Democratizing Work

Democratizing Work

I was a bit skeptical of the Global Forum on Democratizing Work. It seemed to me that rushing into an online conference was perhaps a bit over ambitious and misdirected for a relatively new initiative that arose out of a collective letter to the editors of newspapers.

Anyway, I attended three-session today, two of them for their entirety and I was not disappointed. I mean my skepticism was not disappointed. A session on working time presented some fascinating accounts from a gig worker, an academic, and an organizer but then simply neglected to open up the hour and a half session to questions and discussion from the audience. Who did they think we were, chopped liver? The session I only attended briefly had an interminable powerpoint slide show, narrated by a coughing, monotone old coot. The third session was on “No Bosses” and featured Michael Albert promoting his most recent book and pontificating about how a future society would operate. 

Albert has it all figured out, So, when I asked him a question about whether leisure would exist as a benefit in his new model economy or would become a central organizing principle, he confessed he didn’t understand the question and went on to explain about how leisure was interchangeable with income as remuneration for work. So you can work more and earn more income or you can work less and earn less income but have more leisure. In other words, the income/leisure trade-off of vulgar neoclassical economics would become a reality.

I pushed the button to allow my webcam and microphone to be activated and nothing happened. Then I got a message telling me my webcam and mic would be turned on when they got to my question (which they already had). After several more minutes of being ignored, I posted a comment about the undemocratic moderation. That got a response and they let me say my piece. I was brief (I hope) I explained how historically the movement for the emancipation of work had centered around the concept that “real wealth is leisure” going back to William Godwin and that Marx had analyzed surplus value as the appropriation by the owners of capital of the workers’ “disposable time” — that is the time left over after the worker had produced sufficient value to cover the cost of subsistence. I thanked the moderator and panelists profusely for giving me the opportunity to follow up on my question and explained that part of what I intended with my intervention was to “break the fourth wall” of audience passivity.

Albert replied with an appropriate anecdote breaking the fourth wall but then proceeding to make a straw man out of leisure, to extoll the pleasures of work in the emancipated society of his dreams, and to gently gaslight me about relying on old authorities.

Which is all very good.

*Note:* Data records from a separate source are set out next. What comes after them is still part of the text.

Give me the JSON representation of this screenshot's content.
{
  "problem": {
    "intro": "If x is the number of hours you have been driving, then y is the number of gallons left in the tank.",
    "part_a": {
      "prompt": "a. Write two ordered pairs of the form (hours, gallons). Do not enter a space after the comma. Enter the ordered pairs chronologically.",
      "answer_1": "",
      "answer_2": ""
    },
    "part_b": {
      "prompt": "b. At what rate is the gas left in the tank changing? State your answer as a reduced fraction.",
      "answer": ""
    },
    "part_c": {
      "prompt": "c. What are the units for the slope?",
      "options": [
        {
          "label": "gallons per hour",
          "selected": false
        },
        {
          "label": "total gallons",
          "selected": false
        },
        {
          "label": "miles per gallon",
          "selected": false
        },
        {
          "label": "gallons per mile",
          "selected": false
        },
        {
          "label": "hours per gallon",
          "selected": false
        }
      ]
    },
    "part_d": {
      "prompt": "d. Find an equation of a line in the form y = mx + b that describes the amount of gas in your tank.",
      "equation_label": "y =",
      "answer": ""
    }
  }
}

I don’t expect anyone to grasp immediately my radical point that no one really is interested in fantasizing about the glorious workhouses of the future. “Are there no prisons? Are there no workhouses,” asked Scrooge after being shown two pauper children by the Ghost of Christmas Present. Truth is we have prisons and workhouses enough. 

Eight and a half years ago, I wrote an essay titled “Labour power as a common pool resource.” (a revised version of an Ecological Headstand post, “Labor is (not) a commodity“) Inexplicably and annoyingly, common pool resource essay was behind an idiotic Captcha wall, so I just now reposted it to EconoSpeak. What I really need to do, though, is to write a new essay titled “Disposable time as a common pool resource,” which recants and debunks that previous one. I have written a 10,000 word essay that presents the theoretical ground for that second essay and I am scheduled to present a conference paper in November, so hopefully, I will have the skill, energy and perseverance to accomplish that task.